The Importance of Limiting Food Recalls

According to Food Safety Magazine, the amount of food recalls has steadily increased each year, resulting in 626 food recalls in 2015.

Costly episodes like that of Chipotle grab headlines, yet they don’t entirely capture the full extent of food safety issues today. For a more informative view, examine food recalls. Since recalls are mandated by regulatory requirements, they prevent human and financial disasters that would have occurred otherwise. According to Food Safety Magazine, the amount of food recalls has steadily increased each year, resulting in 626 food recalls in 2015.

The impact of those food recalls is widespread and costly. In a survey of 36 major International food companies by the Grocery Manufacturers Association (GMA), more than half (55%) reported experiencing a product recall in the five years prior, with the cost of many of these recalls reaching well into the tens of millions, some even costing more than $100 million.

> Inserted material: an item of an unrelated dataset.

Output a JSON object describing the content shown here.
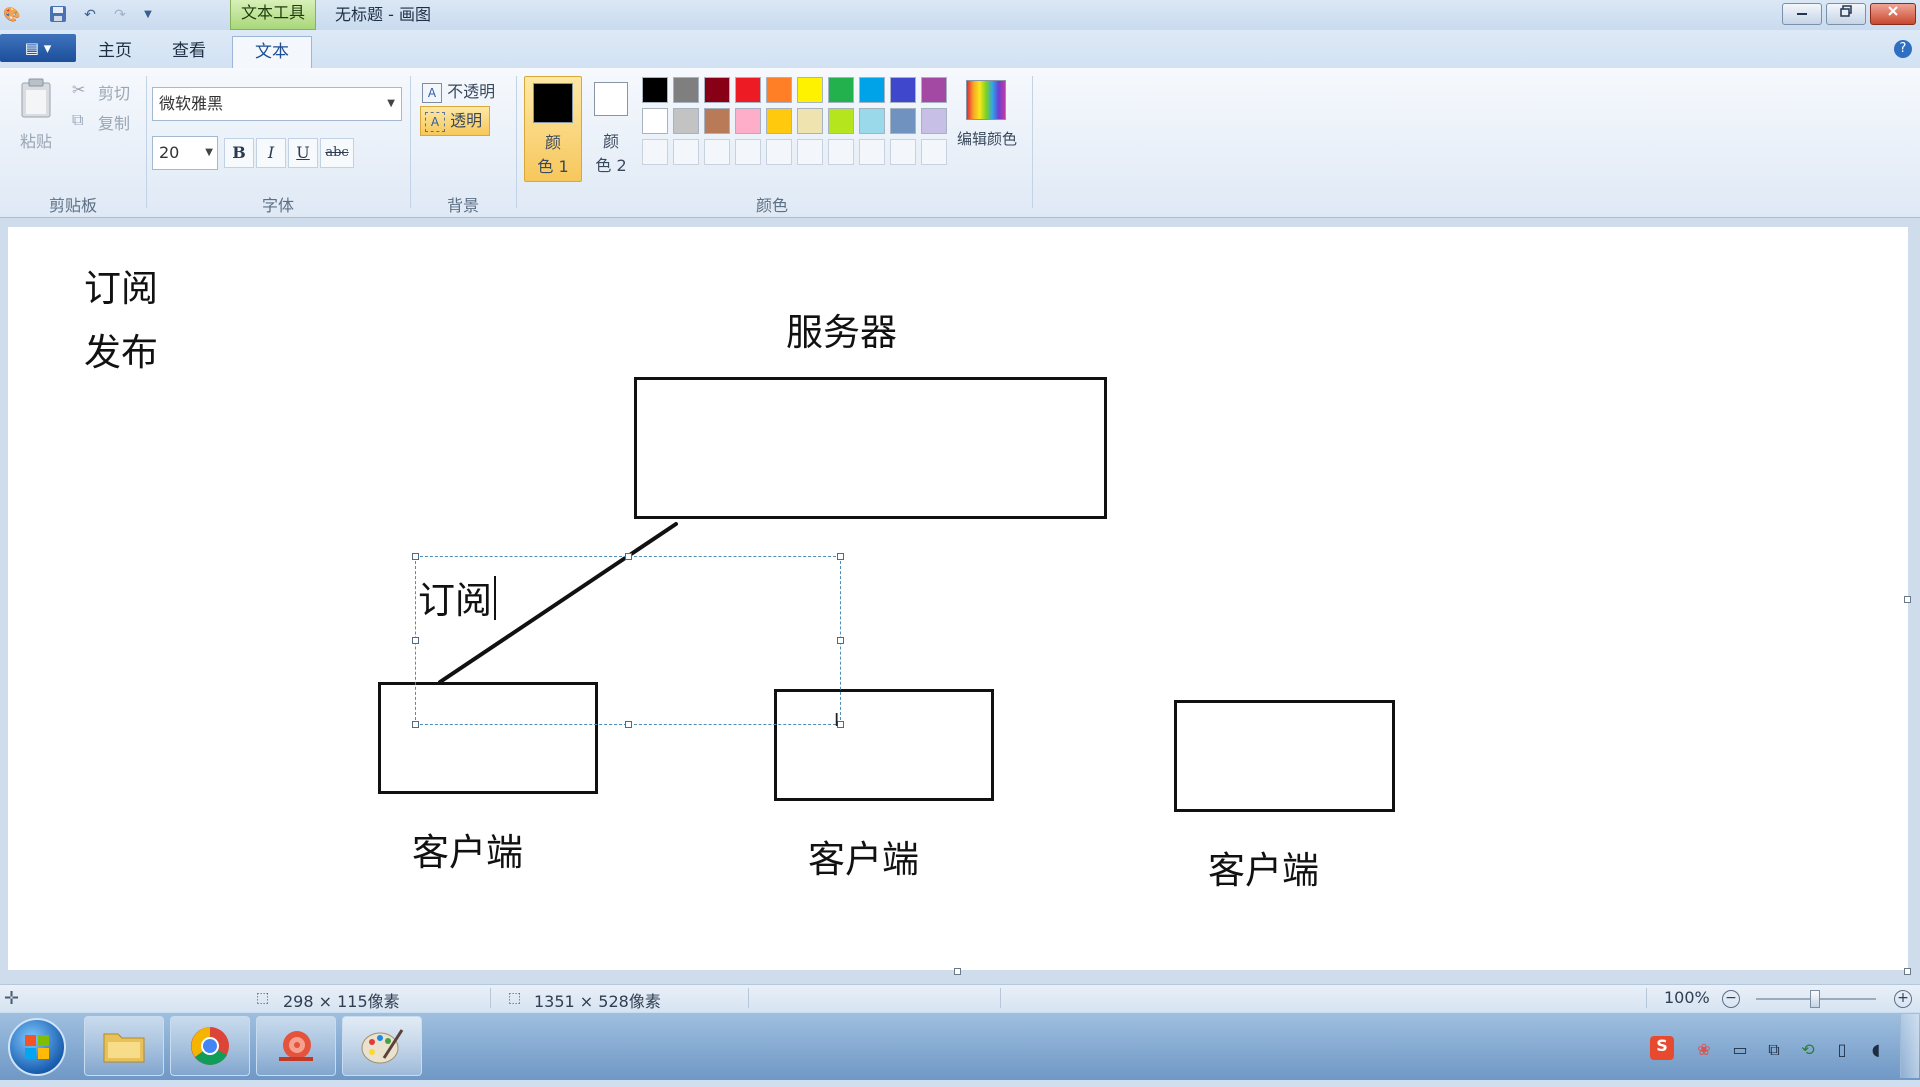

Behind these numbers lurks a bigger problem for which there is no accurate financial estimate: loss of consumer trust. Recent surveys, such as the 2015 Food Value Equation Survey by Deloitte Consulting LLP, find consumers are seeking more reassurance about their food. There are a significant amount of inquiries placed on the amount of information regarding where food is being manufactured and distributed. Failure to meet these changing consumer expectations can result in serious consequences, and impact a business’s brand through negative public exploitation on far-reaching social media platforms.

According to a study by the advertising agency Sullivan, Higdon & Sink, only about a third of consumers trust food companies to provide them with the right information. However, the level of trust has increased one-fifth in 2012, which SHS says is due to industry initiatives to educate the public.

So what can companies do to prevent recalls?

By making food safety more systematic and data-driven, FSMA all but requires automated, digital approaches from newer technologies to successfully meet standards.

Food companies should be investigating options to equip their employees with mobile technologies possessing multiple input devices such as temperature probes, RFID readers, and bar-code scanners to name a few, that ensure compliance with FSMA-based, HACCP checklists when utilized properly – further mitigating the risk of contamination by ensuring best practices are executed.

One such device is PAR Technology’s SureCheck® Advantage, an all- in- one food safety solution, encompassing the industry’s need for a digital approach.